Our experience has shown that sanitation entrepreneurs are highly unlikely to develop scalable businesses if they don't receive endorsement and support from the public sector in their city - particularly because a business focusing on the bottom of the pyramid is operating on extremely narrow margins.
For example: dealing with waste, without access to citywide waste treatment facilities, would be pretty much crippling for a sanitation business. And assistance from the public sector, by giving access to unused assets such as vehicles to transport waste, can significantly reduce start-up costs for an entrepreneur.
Persuading cash-strapped utilities to provide this kind of support is not easy. But through patient relationship building, it can be done - and we've found that the buy-in of city utilities and municipal authorities is an absolutely essential part of making a sanitation business successful.
Public private partnerships in action: SWEEP
If all that sounds too complex to justify entrepreneurs getting excited about sanitation, let me wrap up on a positive note. In 2015, in Bangladesh, we launched a business called SWEEP, which provides septic tank emptying services for low-income customers in Dhaka. At the heart of the business model was a simple lease contract with the Dhaka utility, DWASA, enabling SWEEP to use two vacuum tankers which DWASA was not using.
Some 20 months on, the business has served around 80,000 customers, is making money and we're looking to expand the model to Chittagong, Bangladesh's second city.
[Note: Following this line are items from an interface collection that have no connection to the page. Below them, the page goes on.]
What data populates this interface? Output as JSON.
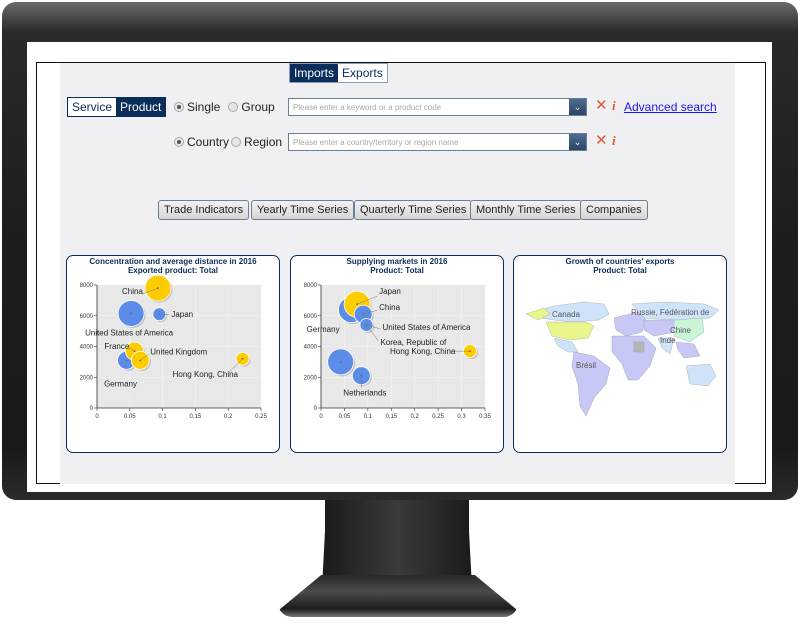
{
  "tabs": [
    {
      "label": "Imports",
      "active": true
    },
    {
      "label": "Exports",
      "active": false
    }
  ],
  "type_toggle": [
    {
      "label": "Service",
      "active": false
    },
    {
      "label": "Product",
      "active": true
    }
  ],
  "product_radios": [
    {
      "label": "Single",
      "checked": true
    },
    {
      "label": "Group",
      "checked": false
    }
  ],
  "country_radios": [
    {
      "label": "Country",
      "checked": true
    },
    {
      "label": "Region",
      "checked": false
    }
  ],
  "product_search": {
    "placeholder": "Please enter a keyword or a product code",
    "value": ""
  },
  "country_search": {
    "placeholder": "Please enter a country/territory or region name",
    "value": ""
  },
  "icons": {
    "clear": "✕",
    "info": "i",
    "dropdown": "⌄"
  },
  "advanced_search_label": "Advanced search",
  "nav_buttons": [
    {
      "label": "Trade Indicators"
    },
    {
      "label": "Yearly Time Series"
    },
    {
      "label": "Quarterly Time Series"
    },
    {
      "label": "Monthly Time Series"
    },
    {
      "label": "Companies"
    }
  ],
  "colors": {
    "brand": "#0b2d5b",
    "blue_bubble": "#5b8de8",
    "yellow_bubble": "#ffcc00",
    "accent_red": "#e4572e",
    "link": "#1a1aee"
  },
  "chart_data": [
    {
      "type": "scatter",
      "title": "Concentration and average distance in 2016",
      "subtitle": "Exported product: Total",
      "xlabel": "",
      "ylabel": "",
      "xlim": [
        0,
        0.25
      ],
      "ylim": [
        0,
        8000
      ],
      "xticks": [
        "0",
        "0.05",
        "0.1",
        "0.15",
        "0.2",
        "0.25"
      ],
      "yticks": [
        "0",
        "2000",
        "4000",
        "6000",
        "8000"
      ],
      "grid": true,
      "points": [
        {
          "label": "China",
          "x": 0.093,
          "y": 7800,
          "size": "large",
          "color": "yellow"
        },
        {
          "label": "United States of America",
          "x": 0.052,
          "y": 6150,
          "size": "large",
          "color": "blue"
        },
        {
          "label": "Japan",
          "x": 0.095,
          "y": 6100,
          "size": "small",
          "color": "blue"
        },
        {
          "label": "Germany",
          "x": 0.045,
          "y": 3100,
          "size": "medium",
          "color": "blue"
        },
        {
          "label": "France",
          "x": 0.057,
          "y": 3700,
          "size": "medium",
          "color": "yellow"
        },
        {
          "label": "United Kingdom",
          "x": 0.066,
          "y": 3100,
          "size": "medium",
          "color": "yellow"
        },
        {
          "label": "Hong Kong, China",
          "x": 0.222,
          "y": 3200,
          "size": "small",
          "color": "yellow"
        }
      ]
    },
    {
      "type": "scatter",
      "title": "Supplying markets in 2016",
      "subtitle": "Product: Total",
      "xlabel": "",
      "ylabel": "",
      "xlim": [
        0,
        0.35
      ],
      "ylim": [
        0,
        8000
      ],
      "xticks": [
        "0",
        "0.05",
        "0.1",
        "0.15",
        "0.2",
        "0.25",
        "0.3",
        "0.35"
      ],
      "yticks": [
        "0",
        "2000",
        "4000",
        "6000",
        "8000"
      ],
      "grid": true,
      "points": [
        {
          "label": "",
          "x": 0.065,
          "y": 6400,
          "size": "large",
          "color": "blue"
        },
        {
          "label": "Japan",
          "x": 0.077,
          "y": 6750,
          "size": "large",
          "color": "yellow"
        },
        {
          "label": "China",
          "x": 0.09,
          "y": 6100,
          "size": "medium",
          "color": "blue"
        },
        {
          "label": "United States of America",
          "x": 0.097,
          "y": 5400,
          "size": "small",
          "color": "blue"
        },
        {
          "label": "Korea, Republic of",
          "x": 0.097,
          "y": 5400,
          "size": "none",
          "color": "blue"
        },
        {
          "label": "Germany",
          "x": 0.042,
          "y": 3000,
          "size": "large",
          "color": "blue"
        },
        {
          "label": "Netherlands",
          "x": 0.086,
          "y": 2100,
          "size": "medium",
          "color": "blue"
        },
        {
          "label": "Hong Kong, China",
          "x": 0.318,
          "y": 3700,
          "size": "small",
          "color": "yellow"
        }
      ]
    },
    {
      "type": "map",
      "title": "Growth of countries' exports",
      "subtitle": "Product: Total",
      "labels": [
        "Canada",
        "Russie, Fédération de",
        "Chine",
        "Inde",
        "Brésil"
      ]
    }
  ]
}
The model is far from perfect, and there is a lot more that we can do to improve its effectiveness, but its a good start, and it shows how sanitation businesses can bring real social value to urban communities that were previously under-served.
Let's hope that come next year's World Toilet Day, we'll have more entrepreneurial successes to report.